------ Information given

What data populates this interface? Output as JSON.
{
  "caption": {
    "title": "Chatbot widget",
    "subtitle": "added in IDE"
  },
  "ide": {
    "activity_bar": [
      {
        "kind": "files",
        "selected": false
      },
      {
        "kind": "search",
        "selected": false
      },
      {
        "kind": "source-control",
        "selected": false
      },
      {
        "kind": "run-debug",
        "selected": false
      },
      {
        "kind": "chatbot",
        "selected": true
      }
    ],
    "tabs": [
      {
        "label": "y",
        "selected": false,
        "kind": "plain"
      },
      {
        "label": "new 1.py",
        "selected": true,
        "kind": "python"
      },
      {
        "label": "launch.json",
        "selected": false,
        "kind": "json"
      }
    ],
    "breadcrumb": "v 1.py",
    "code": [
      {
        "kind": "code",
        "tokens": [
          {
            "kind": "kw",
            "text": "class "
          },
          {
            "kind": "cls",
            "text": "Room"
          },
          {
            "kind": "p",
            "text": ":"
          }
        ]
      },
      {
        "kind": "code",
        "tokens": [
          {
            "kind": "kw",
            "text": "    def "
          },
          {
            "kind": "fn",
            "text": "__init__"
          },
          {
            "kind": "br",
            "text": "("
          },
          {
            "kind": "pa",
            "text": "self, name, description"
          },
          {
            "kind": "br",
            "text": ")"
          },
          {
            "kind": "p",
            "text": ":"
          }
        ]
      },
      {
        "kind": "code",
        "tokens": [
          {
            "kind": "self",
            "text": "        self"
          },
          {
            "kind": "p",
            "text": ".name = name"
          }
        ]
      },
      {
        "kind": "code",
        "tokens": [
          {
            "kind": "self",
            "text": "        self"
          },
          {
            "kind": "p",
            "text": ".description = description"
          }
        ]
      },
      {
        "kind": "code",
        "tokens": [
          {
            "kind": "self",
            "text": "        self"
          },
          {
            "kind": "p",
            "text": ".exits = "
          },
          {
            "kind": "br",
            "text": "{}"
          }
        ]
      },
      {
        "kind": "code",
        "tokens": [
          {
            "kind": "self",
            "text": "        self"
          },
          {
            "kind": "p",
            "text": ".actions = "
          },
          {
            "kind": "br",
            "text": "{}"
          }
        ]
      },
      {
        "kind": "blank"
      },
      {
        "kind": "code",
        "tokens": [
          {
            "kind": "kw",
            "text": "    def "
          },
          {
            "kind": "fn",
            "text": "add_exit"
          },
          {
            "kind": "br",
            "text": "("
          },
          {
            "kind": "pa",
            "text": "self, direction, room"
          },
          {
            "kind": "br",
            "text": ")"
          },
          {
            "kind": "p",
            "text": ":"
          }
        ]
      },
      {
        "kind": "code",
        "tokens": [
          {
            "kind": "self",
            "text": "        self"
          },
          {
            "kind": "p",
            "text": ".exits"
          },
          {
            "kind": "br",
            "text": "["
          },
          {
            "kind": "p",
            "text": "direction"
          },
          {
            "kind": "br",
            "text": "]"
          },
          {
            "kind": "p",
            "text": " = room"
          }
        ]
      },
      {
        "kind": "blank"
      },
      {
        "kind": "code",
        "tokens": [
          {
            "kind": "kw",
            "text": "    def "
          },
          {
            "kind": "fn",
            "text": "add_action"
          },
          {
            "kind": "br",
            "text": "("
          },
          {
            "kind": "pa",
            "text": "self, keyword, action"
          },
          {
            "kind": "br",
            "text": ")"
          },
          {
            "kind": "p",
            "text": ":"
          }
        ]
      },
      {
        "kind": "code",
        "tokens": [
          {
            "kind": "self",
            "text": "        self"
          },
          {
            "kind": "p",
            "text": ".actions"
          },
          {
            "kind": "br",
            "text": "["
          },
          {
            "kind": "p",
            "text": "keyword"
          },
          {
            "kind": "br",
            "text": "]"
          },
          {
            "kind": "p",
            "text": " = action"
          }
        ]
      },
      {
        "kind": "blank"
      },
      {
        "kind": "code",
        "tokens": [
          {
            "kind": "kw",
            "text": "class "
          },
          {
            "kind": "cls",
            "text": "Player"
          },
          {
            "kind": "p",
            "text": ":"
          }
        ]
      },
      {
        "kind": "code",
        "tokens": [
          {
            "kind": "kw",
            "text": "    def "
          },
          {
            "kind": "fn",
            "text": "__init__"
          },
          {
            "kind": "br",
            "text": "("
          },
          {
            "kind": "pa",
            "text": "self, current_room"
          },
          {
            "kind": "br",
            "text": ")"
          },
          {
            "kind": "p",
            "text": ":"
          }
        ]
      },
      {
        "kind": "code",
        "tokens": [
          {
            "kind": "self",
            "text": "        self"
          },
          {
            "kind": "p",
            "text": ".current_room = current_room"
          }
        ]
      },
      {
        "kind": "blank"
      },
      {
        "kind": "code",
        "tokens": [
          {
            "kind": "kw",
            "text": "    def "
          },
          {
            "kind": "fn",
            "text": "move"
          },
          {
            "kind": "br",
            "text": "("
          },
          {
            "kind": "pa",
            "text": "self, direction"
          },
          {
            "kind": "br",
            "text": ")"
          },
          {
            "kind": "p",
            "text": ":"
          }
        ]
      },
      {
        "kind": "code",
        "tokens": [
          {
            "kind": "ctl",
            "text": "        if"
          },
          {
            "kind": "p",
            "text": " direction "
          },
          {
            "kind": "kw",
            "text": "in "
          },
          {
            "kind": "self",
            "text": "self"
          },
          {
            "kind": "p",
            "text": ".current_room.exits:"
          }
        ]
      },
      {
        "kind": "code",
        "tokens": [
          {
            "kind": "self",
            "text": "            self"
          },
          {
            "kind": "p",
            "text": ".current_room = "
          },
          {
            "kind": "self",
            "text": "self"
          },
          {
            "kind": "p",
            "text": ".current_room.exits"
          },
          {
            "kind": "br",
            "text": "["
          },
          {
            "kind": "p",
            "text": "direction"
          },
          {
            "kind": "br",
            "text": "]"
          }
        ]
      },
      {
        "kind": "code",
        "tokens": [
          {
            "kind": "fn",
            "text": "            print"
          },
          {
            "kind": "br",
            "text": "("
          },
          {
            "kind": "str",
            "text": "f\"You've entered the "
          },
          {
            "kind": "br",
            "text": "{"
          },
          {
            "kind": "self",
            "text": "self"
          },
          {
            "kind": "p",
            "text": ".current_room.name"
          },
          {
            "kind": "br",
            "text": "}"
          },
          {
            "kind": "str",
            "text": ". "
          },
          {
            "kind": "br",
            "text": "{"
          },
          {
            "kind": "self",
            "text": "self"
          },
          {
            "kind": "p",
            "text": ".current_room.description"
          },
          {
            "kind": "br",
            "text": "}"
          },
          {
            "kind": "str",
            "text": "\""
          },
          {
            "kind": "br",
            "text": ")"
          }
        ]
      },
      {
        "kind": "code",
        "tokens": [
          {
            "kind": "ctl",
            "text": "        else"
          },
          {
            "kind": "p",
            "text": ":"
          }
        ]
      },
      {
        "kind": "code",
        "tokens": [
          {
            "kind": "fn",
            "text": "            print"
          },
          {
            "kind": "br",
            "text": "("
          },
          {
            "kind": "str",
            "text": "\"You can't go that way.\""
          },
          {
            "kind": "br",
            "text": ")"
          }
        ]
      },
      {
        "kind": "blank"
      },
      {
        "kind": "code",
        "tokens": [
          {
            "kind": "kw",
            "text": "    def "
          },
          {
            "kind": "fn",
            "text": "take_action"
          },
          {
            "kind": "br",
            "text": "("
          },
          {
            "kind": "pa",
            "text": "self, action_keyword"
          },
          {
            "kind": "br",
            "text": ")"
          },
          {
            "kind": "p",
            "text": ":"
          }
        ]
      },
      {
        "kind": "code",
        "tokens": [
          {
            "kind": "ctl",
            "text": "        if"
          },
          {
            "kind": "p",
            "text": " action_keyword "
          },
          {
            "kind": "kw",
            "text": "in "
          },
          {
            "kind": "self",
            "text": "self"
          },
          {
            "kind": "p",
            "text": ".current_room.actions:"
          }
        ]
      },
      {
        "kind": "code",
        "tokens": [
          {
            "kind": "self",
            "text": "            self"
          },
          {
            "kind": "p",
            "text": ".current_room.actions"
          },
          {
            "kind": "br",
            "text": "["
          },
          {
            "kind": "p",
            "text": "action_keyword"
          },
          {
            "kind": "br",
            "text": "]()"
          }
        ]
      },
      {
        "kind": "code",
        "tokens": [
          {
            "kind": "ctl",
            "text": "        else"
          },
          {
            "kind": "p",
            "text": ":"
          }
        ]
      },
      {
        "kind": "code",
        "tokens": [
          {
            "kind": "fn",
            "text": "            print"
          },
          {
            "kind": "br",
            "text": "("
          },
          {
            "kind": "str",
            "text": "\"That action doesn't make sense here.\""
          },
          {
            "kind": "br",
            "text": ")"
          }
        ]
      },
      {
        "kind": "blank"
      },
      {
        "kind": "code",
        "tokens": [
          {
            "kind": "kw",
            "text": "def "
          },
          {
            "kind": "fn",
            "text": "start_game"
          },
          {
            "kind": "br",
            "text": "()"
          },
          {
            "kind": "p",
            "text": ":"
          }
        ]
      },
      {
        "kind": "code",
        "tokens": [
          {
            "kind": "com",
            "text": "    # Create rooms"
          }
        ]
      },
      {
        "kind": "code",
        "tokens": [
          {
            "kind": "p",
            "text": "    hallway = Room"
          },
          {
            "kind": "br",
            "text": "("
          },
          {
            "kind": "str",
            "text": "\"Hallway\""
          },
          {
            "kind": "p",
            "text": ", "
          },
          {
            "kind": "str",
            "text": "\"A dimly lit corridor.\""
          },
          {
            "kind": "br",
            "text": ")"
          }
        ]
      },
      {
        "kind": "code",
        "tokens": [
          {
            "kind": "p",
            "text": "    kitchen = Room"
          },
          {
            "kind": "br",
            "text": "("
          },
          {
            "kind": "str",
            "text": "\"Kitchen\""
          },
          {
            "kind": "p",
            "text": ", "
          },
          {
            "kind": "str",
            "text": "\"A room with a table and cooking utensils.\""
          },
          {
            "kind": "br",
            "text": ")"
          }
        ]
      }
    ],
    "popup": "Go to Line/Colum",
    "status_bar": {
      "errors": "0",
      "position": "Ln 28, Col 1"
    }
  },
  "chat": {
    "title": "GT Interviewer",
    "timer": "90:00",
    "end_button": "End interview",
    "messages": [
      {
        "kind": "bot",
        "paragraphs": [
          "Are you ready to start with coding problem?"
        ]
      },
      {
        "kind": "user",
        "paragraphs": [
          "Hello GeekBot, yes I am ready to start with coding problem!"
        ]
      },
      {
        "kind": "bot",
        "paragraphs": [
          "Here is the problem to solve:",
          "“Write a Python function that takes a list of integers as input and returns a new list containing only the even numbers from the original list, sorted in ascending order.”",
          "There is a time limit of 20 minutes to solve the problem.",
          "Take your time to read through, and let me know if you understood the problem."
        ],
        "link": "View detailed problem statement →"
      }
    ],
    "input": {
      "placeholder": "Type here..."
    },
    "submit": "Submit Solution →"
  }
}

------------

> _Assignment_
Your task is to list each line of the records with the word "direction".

> _Expected output_
            "text": "self, direction, room"
            "text": "direction"
            "text": "self, direction"
            "text": " direction "
            "text": "direction"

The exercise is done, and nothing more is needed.